While he might not win puck-battles as often as Zach Hyman, Johnsson can do some special things when he does.
Johnsson’s acceleration led to the first goal en route to his first career hat trick.
Not even Connor Brown at full effort could keep up with Johnsson’s speed here.
*Whispers* Johnsson is second on the Leafs in 5v5 penalties drawn per 60
In the offensive zone
After watching most of this line’s shifts, I can confidently say that this happens quite often: Johnsson looks for a clean pass but Brown and Lindholm do a poor job of getting open. Here, Johnsson shakes off a hit and creates a scoring chance by himself. His effort draws a penalty as well.

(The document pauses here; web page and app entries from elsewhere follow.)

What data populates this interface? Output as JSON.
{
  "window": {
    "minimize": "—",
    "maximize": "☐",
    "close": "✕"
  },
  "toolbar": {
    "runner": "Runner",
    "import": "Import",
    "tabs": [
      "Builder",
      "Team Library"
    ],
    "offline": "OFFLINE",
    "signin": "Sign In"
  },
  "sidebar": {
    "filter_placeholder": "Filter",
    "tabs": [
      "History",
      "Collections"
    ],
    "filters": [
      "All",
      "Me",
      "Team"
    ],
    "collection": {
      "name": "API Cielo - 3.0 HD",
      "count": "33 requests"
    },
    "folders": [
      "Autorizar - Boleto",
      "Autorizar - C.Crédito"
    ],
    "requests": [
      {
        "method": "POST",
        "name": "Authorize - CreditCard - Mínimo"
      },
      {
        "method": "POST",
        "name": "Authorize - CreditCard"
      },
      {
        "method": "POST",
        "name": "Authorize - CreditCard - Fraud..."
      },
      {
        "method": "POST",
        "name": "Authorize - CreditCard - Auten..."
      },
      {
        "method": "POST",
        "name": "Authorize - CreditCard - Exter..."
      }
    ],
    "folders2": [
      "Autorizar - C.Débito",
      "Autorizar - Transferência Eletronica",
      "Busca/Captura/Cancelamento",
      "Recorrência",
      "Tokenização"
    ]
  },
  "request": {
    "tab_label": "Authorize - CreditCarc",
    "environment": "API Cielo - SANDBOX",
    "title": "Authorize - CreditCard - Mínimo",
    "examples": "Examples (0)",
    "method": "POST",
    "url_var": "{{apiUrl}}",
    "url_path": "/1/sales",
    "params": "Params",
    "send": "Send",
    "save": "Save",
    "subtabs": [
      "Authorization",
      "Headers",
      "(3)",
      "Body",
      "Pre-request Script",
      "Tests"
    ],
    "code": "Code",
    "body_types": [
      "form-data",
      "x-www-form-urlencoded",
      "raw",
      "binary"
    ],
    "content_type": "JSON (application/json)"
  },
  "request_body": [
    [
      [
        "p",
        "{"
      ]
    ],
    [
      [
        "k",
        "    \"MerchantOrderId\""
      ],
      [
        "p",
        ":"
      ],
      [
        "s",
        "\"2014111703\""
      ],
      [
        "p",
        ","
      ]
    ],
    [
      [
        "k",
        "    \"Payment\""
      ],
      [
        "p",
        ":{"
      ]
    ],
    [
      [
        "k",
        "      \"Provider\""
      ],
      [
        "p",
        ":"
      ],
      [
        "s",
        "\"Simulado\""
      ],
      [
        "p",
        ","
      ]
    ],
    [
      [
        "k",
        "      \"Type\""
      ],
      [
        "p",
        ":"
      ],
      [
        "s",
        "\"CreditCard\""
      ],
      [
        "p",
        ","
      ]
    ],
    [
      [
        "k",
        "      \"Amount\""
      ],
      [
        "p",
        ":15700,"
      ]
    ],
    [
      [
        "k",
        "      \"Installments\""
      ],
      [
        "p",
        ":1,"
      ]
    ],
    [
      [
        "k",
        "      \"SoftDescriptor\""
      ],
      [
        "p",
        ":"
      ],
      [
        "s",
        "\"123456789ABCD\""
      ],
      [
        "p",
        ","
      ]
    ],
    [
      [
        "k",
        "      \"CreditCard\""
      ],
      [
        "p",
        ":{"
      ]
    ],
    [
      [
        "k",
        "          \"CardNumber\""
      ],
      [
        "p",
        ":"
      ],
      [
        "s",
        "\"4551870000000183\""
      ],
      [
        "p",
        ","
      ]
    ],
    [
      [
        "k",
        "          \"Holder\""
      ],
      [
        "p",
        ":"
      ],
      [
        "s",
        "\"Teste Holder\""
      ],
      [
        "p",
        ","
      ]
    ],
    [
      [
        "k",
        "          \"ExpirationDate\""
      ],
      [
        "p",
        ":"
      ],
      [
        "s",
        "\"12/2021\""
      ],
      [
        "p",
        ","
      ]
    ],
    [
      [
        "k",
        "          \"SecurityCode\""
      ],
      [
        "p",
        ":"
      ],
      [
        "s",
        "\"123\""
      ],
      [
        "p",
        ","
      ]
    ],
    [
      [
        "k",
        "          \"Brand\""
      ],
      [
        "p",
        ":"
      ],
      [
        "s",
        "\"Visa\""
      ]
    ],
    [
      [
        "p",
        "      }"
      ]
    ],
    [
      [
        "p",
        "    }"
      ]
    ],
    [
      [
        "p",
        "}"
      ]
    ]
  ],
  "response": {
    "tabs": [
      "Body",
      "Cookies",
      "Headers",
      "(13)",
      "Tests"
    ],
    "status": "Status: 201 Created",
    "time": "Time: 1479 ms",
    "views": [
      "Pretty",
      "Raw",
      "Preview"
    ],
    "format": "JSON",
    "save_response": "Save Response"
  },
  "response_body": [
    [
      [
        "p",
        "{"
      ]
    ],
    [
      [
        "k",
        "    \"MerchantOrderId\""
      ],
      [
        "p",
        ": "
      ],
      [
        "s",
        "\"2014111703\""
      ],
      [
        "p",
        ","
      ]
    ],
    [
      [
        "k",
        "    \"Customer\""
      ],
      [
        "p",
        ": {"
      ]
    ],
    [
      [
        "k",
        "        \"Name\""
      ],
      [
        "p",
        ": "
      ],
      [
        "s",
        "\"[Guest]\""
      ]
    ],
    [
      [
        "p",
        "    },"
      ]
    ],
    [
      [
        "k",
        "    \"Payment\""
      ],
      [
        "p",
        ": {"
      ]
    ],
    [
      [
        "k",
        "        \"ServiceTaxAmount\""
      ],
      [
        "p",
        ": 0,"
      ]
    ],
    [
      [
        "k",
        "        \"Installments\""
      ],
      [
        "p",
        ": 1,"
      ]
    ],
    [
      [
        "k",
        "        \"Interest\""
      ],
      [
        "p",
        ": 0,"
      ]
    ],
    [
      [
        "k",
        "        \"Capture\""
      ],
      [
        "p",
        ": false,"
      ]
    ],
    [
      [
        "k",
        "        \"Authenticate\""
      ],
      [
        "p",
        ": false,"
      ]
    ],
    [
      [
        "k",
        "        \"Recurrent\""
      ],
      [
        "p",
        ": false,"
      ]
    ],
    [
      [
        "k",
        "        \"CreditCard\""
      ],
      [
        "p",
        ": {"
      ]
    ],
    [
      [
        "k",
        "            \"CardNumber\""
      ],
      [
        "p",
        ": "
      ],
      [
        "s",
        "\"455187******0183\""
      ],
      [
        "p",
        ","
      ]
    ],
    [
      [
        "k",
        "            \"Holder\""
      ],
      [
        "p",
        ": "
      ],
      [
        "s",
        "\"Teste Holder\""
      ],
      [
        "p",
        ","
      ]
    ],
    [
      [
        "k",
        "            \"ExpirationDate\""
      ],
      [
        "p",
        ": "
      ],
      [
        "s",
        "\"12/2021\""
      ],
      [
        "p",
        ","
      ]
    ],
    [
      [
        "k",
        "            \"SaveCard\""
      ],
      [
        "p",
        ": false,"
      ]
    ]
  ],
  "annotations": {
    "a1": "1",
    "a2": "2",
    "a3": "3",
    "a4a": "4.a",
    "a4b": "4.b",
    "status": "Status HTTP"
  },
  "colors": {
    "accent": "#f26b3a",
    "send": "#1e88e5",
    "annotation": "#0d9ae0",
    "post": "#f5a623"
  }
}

I absolutely love watching Andreas Johnsson when he's on.
Constantly active, looking to make a difference when he doesn't have the puck but has the skill to make plays when he is on the puck. pic.twitter.com/fFCwq614FB
— Nick DeSouza (@NickDeSouza_) November 17, 2018
We have seen several examples of Johnsson’s ability to find loose pucks around the net during his time with the Marlies and here’s an example of it at the NHL level.
If the Leafs put him with a top-six center, imagine what he could do…..
………. imagine…………. or just watch this clip.
In the defensive zone
Defensive awareness, risk mitigation, skill, speed and a lot of hustle. Watch Johnsson throughout this whole clip.
In a similar way to Kasperi Kapanen, you can’t make a mistake against Johnsson at your own blue line.
Andreas Johnsson doing everything
For the next two clips, don’t take your eye off of number 18.
Every game Andreas Johnsson has 2-3 shifts where he just dominates the ice.
This is the Andreas Johnsson that led the Marlies to a championship last year. pic.twitter.com/kn7H0XGdJN
— Nick DeSouza (@NickDeSouza_) November 20, 2018
Where should Johnsson go in the lineup?
Here are a few line combinations that the Leafs could go with once Matthews and Nylander return. These lineups were made with a prediction that Leivo and Gauthier will be scratched.
With Matthews' return and the Nylander signing (hopefully) coming soon.
Who do you take out of the lineup? Two gotta go.
— Nick DeSouza (@NickDeSouza_) November 23, 2018
It’s no secret that Babcock likes to play two skilled forwards with one “puck-winning” forward. In my opinion, the Leafs have four players who fall under that “puck-winning forward” category: Zach Hyman, Andreas Johnsson, Kasperi Kapanen, and Connor Brown.
Option 1: Johnsson with Tavares and Marner
Option 2: Johnsson with Matthews and Nylander
Option 3: Johnsson with Kadri and Kapanen
Option 4: Kapanen switched to LW, Johnsson to 4th line
I have seen this idea thrown around the internet the past few weeks so I thought I would add it in.
Personally, I think this makes the Leafs a top-six/bottom-six forward group in a similar way to earlier in the season. Most good NHL teams have two strong forward lines and would be able to match up to this lineup quite easily.
Andreas Johnsson possesses all the skills to be an every day top-nine player in the NHL. In my opinion, he has carried his the third line for the past few weeks and would thrive with better linemates in a similar way to Kasperi Kapanen. Finally, Johnsson’s versatility makes him an extremely valuable asset to the Leafs and he’s a player they need to start featuring more often. Regardless of whether it is Matthews, Tavares or Kadri I think it’s essential to place Johnsson with a good center when the Leafs return to full strength.